The Shore Medical Center was recently ranked in a Consumer Reports article which placed it on a list of the country’s worst hospitals for bacterial infection rates in patients. Pushed to the side of the grounds next to sprinkler units on the perimeter of the hospital that had been turned on before the rally, the resident nurses in attendance said that they are frustrated by what they characterized as the hospital’s focus on facilities at the expense of patient care.
“Over the last few years there have been about 60 nurses who’ve left through retirement or moved on, and they have not been replaced,” said Wowkanech. “And we think there’s a direct correlation between the staff levels and this consumer report. There should be a committee of doctors, nurses, hospital managers, to make sure that thing goes away.”
“Yes we had a strike authorization vote,” said the union’s Lead Program Representative Eric Smith. “It’s because of the employer’s proposals that are in front of us. We don’t think it raises the standards of care here, and we don’t think it will recruit and retain the highest, most skilled, most experienced RNs. We’re going to the table tonight with the hopes of striking a new tone, avoiding a strike or any sort of work stoppage, and getting a contract done.”
“We want to be back inside doing what we do best,” added Wowkanech, saying that he and hospital staff would rather reach a successful negotiation than strike. “The most important thing isn’t the bricks and mortar, it’s the people who work inside.”
“It’s unfortunate that this Consumer Reports article came out,” said Smith. “Every nurse here wants to raise those scores.” Smith described the hospital’s problems and poor record on dangerous infections to “a lack of focus on patient care, the profession of nursing and for recruiting and retaining the best nurses here.
“We hope that the employer meets us with the same goal and the same intentions,” he said.
The nurses in attendance at Tuesday’s rally said that management’s belt tightening and refusal to bring on new staff members has lead to many in the hospital’s ranks working more shifts and more hours with little support.
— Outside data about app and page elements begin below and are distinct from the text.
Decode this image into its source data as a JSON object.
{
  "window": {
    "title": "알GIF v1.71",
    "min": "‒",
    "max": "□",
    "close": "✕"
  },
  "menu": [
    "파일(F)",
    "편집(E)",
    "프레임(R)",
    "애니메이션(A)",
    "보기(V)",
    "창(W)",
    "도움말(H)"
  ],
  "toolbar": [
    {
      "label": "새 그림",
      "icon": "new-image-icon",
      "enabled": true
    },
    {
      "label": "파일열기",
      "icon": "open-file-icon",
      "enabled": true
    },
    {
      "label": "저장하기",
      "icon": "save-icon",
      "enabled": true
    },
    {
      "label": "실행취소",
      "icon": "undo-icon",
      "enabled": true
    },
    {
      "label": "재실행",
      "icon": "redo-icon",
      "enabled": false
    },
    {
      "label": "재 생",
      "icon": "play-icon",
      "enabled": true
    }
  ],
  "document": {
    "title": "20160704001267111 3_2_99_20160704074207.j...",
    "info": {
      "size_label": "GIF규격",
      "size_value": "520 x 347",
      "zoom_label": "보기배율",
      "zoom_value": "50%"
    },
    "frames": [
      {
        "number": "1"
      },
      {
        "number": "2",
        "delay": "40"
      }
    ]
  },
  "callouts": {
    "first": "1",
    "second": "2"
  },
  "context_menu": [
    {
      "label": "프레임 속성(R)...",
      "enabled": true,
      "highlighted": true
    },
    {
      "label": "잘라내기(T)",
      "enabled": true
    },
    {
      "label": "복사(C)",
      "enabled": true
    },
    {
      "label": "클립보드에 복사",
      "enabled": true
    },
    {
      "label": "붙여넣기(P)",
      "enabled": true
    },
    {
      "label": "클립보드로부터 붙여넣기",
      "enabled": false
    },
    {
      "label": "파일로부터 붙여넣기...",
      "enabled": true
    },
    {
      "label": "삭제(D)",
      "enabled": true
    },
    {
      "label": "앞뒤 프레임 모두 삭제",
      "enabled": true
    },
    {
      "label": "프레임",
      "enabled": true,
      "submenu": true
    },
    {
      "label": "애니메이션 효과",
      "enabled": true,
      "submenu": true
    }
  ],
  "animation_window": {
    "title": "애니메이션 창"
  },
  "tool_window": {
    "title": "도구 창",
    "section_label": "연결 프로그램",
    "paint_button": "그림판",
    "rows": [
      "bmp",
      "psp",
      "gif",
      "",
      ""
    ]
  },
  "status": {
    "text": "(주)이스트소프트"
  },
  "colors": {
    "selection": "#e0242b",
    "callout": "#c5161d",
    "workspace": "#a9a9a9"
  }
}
The union authorized the strike by an overwhelming 77% margin, and will begin a work stoppage if an agreement is not reached with hospital management within 10 days.
Dodging spray from the sprinkler nearby, Resident Nurse Suzanne Jenkins said that the nursing staff have made do with a lean roster of employees and inadequate supplies so far, and added “we want the contract settled so that we can tell them ‘turn off the waterworks and let’s get the job done.’”